On November 15, 2021, President Biden signed the Infrastructure Investment and Jobs Act (IIJA) (Public Law 117-58, also known as the “Bipartisan Infrastructure Law”) into law. The Bipartisan Infrastructure Law is the largest long-term investment in our infrastructure and economy in our Nation’s history. It provides $550 billion over fiscal years 2022 through 2026 in new Federal investment in infrastructure, including in roads, bridges, and mass transit, water infrastructure, resilience, and broadband. For the Bay Area, we can expect the see quite a windfall in major transportation projects.
California’s share of the funds will include $25 billion to repair the state’s highways, $4.2 billion for bridges, $9.45 billion for public transportation, $384 million to expand access to electric vehicle charging stations, $100 million to expand broadband internet access, $1.5 billion for the state’s major airports.

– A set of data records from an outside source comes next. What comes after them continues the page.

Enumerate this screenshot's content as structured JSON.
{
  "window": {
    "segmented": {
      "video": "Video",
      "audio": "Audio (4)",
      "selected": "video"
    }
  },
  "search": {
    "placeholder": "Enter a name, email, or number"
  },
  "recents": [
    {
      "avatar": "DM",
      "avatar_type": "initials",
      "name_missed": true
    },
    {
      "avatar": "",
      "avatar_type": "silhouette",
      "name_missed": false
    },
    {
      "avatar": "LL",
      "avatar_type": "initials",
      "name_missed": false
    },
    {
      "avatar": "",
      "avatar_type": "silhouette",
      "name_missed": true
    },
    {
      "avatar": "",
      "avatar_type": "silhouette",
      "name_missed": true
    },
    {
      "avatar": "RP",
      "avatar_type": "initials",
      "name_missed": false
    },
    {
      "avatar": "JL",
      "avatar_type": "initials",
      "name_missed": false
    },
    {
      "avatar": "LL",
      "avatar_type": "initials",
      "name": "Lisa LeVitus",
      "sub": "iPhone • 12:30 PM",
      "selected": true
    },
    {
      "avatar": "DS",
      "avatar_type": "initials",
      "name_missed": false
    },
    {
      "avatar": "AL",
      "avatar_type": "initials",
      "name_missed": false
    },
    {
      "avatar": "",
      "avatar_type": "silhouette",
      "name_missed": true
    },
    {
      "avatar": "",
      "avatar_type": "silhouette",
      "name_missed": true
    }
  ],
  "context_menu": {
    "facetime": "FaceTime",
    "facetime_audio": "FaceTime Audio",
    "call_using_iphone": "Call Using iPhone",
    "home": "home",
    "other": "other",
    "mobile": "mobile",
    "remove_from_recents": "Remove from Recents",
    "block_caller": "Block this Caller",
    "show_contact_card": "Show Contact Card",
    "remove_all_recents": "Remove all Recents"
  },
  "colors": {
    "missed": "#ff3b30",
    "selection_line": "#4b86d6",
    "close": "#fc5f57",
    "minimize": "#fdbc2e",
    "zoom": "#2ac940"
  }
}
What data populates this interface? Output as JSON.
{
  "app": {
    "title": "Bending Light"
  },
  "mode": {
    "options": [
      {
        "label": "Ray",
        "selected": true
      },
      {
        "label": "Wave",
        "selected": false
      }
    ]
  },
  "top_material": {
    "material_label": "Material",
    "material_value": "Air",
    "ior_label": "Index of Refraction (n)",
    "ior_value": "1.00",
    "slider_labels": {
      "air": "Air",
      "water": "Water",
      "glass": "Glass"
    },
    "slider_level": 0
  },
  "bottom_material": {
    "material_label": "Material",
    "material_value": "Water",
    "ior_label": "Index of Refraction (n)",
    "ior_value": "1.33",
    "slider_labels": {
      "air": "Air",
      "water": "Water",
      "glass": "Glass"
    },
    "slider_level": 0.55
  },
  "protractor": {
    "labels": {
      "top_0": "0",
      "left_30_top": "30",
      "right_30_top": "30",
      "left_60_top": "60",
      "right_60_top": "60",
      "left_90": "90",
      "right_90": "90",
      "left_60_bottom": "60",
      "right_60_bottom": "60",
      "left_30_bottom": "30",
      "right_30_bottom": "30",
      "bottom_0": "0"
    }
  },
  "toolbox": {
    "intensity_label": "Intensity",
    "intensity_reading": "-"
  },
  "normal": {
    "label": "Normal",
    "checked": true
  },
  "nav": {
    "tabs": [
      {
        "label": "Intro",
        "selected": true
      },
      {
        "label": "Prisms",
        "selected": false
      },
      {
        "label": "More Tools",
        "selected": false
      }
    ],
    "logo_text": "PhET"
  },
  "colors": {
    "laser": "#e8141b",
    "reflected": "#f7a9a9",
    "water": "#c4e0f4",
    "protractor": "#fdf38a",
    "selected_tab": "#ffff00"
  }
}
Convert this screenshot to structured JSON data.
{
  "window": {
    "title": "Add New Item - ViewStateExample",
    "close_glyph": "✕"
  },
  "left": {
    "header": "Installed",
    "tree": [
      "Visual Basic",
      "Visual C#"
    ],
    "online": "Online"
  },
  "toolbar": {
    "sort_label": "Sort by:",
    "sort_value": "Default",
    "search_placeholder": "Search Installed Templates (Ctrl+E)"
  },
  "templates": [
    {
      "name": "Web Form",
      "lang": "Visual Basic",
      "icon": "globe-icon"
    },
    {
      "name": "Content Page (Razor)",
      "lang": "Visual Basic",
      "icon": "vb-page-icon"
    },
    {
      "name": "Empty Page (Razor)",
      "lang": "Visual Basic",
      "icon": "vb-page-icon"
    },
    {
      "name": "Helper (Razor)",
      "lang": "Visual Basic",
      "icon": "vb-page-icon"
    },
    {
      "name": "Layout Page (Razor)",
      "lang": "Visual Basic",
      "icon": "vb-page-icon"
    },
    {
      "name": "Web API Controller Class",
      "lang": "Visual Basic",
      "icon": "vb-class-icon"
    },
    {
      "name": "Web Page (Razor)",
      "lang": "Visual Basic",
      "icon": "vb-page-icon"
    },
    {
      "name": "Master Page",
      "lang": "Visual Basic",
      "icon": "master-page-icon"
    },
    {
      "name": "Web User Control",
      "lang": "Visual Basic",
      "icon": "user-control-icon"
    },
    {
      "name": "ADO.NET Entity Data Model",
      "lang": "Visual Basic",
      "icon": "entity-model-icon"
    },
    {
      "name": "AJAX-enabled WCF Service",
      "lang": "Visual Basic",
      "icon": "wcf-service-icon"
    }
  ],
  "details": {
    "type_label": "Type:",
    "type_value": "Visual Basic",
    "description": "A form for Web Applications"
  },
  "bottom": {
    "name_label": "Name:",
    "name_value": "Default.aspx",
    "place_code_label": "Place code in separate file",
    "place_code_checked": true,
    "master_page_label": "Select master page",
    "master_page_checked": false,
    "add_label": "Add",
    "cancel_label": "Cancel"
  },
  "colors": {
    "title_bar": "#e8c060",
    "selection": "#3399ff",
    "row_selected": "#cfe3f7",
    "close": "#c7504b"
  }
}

In the Bay Area, the bipartisan deal dedicates $4.5 billion to local rail, highway and public transit. This will allow Caltrain to complete electrification and for BART to extend from east San Jose through downtown and to Santa Clara. BART is also hoping to replace their transit control system and allow trains to reduce headways and run closer together. San Jose Airport will receive about $11 million via a competitive grant program to be used for upgrades to the airport’s terminal and to bring airport facilities into compliance with the U.S. Americans with Disabilities Act.
One project that did not receive funds in the last round of the competitive Multimodal Project Disciplinary Grant program, nicknamed MEGA, was the California High Speed Rail project. However, The Santa Cruz County Regional Transportation Commission (RTC) in partnership with the California Department of Transportation (Caltrans) and Santa Cruz Metropolitan Transit District (METRO) was recently awarded $30 million in Mega Grant funding from the U.S. Department of Transportation for the RTC’s Watsonville-Santa Cruz Multimodal Corridor Program: Highway 1 Bus on Shoulders and Auxiliary Lanes from Freedom Boulevard to State Park Drive and Segment 12 of the Coastal Rail Trail Project. The grant award will partially fund the design, right-of-way, and construction components ($25.2 million) of auxiliary lane and bus-on-shoulder facilities on Highway 1 from Freedom Boulevard to State Park Drive and a critical 1.25-mile segment of the 32-mile Coastal Rail Trail with much-needed pedestrian and bicycle overcrossings over the highway and parallel arterial Soquel Drive. It will also fund four new zero emission buses for METRO ($4.8 million). This program is one of only nine projects nationwide and the only project in California awarded funds under this round of MEGA funding.
Over the next few years, the Bay Area will likely also see several safety improvements, seismic retrofit programs, freight and port projects, and continued deployment of active transportation (bicycle and pedestrian) projects. Given the strong federal funding plus our state and local support of transportation initiatives, the future of Bay Area transportation is indeed bright!